In addition to meeting seniors while they’re still on campus, make sure you have a game plan for engaging them in the months after graduation. At Longwood, we’ve done this by keeping young alumni in the loop about summer programming and by holding special events to celebrate their status as newly-minted alumni.
As part of our Senior Week, we promoted regional programming and raffled off chances to attend some of the larger events for free. We also hosted a week of happy-hour style events this August called “Welcome to the City” specifically to inaugurate the Class of 2016 into the alumni family. (Any alumni could attend, but new graduates got into the events for free.)
These get-togethers gave older alumni a sense of productive mentorship and gave young alumni a chance to network, get advice about post-grad life, and learn about opportunities to stay involved with Longwood.
If you’re looking to host a similar series of events, I would recommend waiting until August or September rather than rushing to hold it in June.

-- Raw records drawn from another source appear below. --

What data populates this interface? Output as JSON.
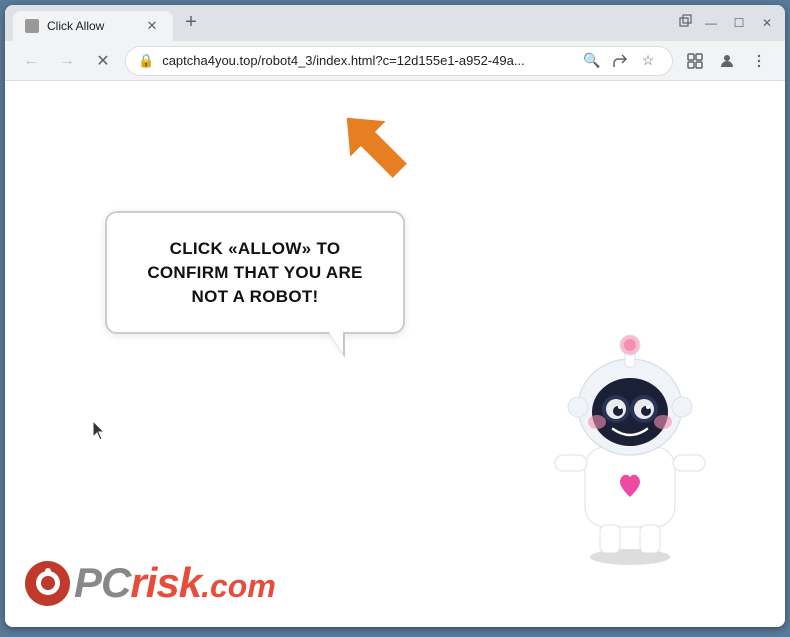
{
  "browser": {
    "tab": {
      "title": "Click Allow",
      "favicon_label": "tab-icon"
    },
    "new_tab_label": "+",
    "window_controls": {
      "minimize": "—",
      "maximize": "☐",
      "close": "✕"
    },
    "nav": {
      "back_label": "←",
      "forward_label": "→",
      "reload_label": "✕"
    },
    "url": "captcha4you.top/robot4_3/index.html?c=12d155e1-a952-49a...",
    "url_actions": {
      "search": "🔍",
      "share": "⎙",
      "bookmark": "☆"
    },
    "toolbar": {
      "extensions": "⬚",
      "profile": "👤",
      "menu": "⋮"
    }
  },
  "page": {
    "bubble_text": "CLICK «ALLOW» TO CONFIRM THAT YOU ARE NOT A ROBOT!",
    "arrow_direction": "up-right",
    "pcrisk": {
      "brand": "PC",
      "separator": "risk",
      "domain": ".com"
    }
  }
}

This will give your graduates a chance to settle in, both in terms of geography and thought processes following graduation.

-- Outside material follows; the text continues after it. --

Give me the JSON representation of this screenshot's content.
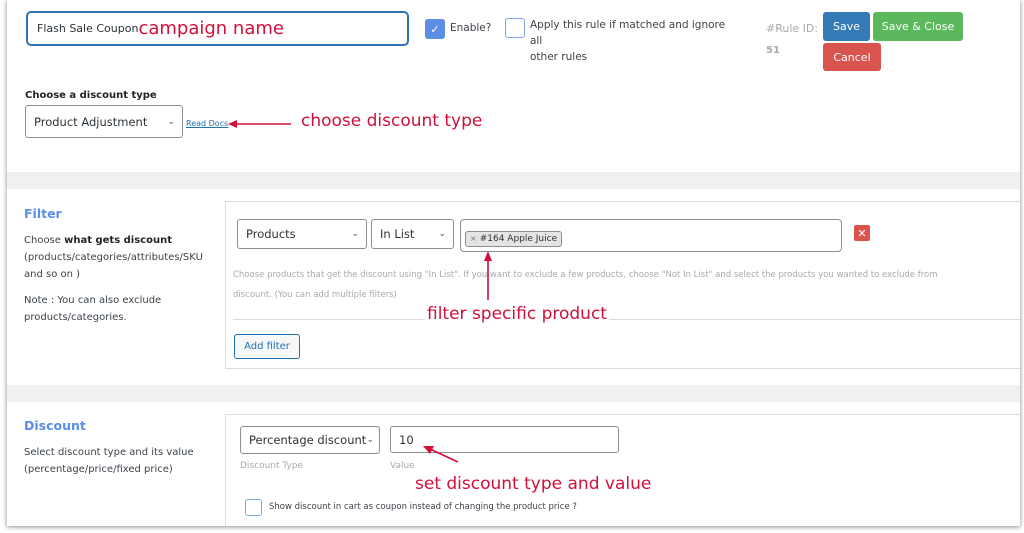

Liven Up Your Email and Social Media Outreach
We all know that relying on our traditional communications strategy to engage young alumni is not going to yield optimal results. So why do we keep doing it?
Embrace the opportunity to mix up your outreach strategy. Although speaking to a younger audience may seem daunting, it can actually be a fun chance to get creative with your email/social media messaging. Be sure to hire a millennial in a role like social media manager or graphic designer—or, at the very least, consult with students about the way you’re marketing to young alumni.

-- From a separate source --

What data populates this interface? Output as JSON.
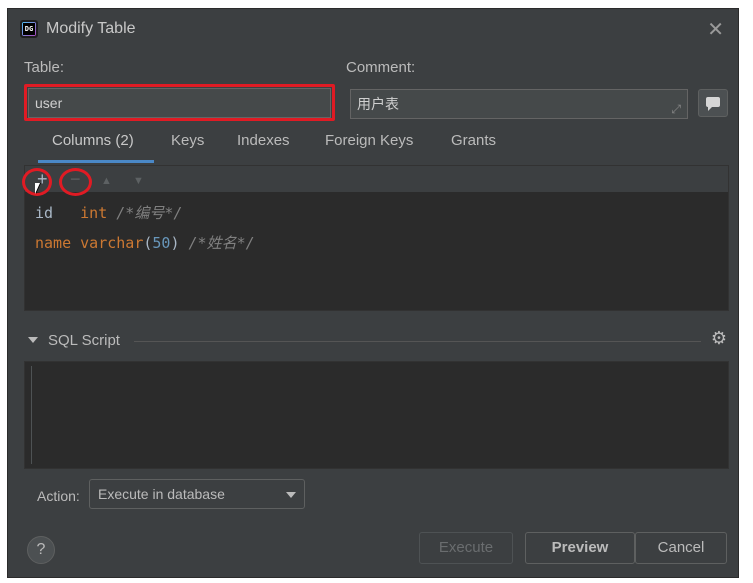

What I’ve found is that if you try to lecture recent graduates about the importance of a professional networking event, they probably won’t open your email—much less respond. But if you have a little fun and use a subject line like “Your first one is on us,” they’re more likely to open the email and register for the event.
Even better, with some of the impressive CRM and email systems available today, we have the ability to segment out our audiences to create messaging that is tailored to different class years and age groups. Take advantage of it!
Learn more about donor segmentation and personalization in this EverTrue whitepaper!
We ran an experiment at Longwood where we sent emails to our regular alumni base for our “Welcome to the City” events (mentioned above) and ended up seeing about a 25% open rate in the selected cities. For the Class of 2016, however, we used data collected from our Senior Week event and other files to create a separate, micro-targeted email with a different tone and look than our other invites. The result? A 49% open rate.
Beyond email, the other challenge is social media. We pound away on Facebook and Twitter, but that content doesn’t always gain traction with younger audiences.
The simple answer here is that you have to embrace Instagram and Snapchat. It’s impossible for me to prove the ROI of using these platforms, but I’ll say this: when we post the same graphic on Instagram and Facebook, it gets twice the amount of engagement on Instagram as it does on Facebook. And while it’s possible to connect these platforms so that you’re posting the same content on each, do take the time to add some variety.
These are just a few of the avenues we’ve explored at Longwood to engage young alumni; I hope you’ll be able to take some of these ideas and apply them at your own institution. Marketing to recent graduates may seem like a colossal task, but it’s easy to work into your annual cycle. Start by collecting preferred information from your senior class through creative, fun programming—then make them a priority as you plan your regional events—and you’ll be laying the groundwork for a fruitful, lifelong alumni relationship.
Wondering how you can provide more value to your alumni? Mike Troiano of G20 Ventures has a few ideas.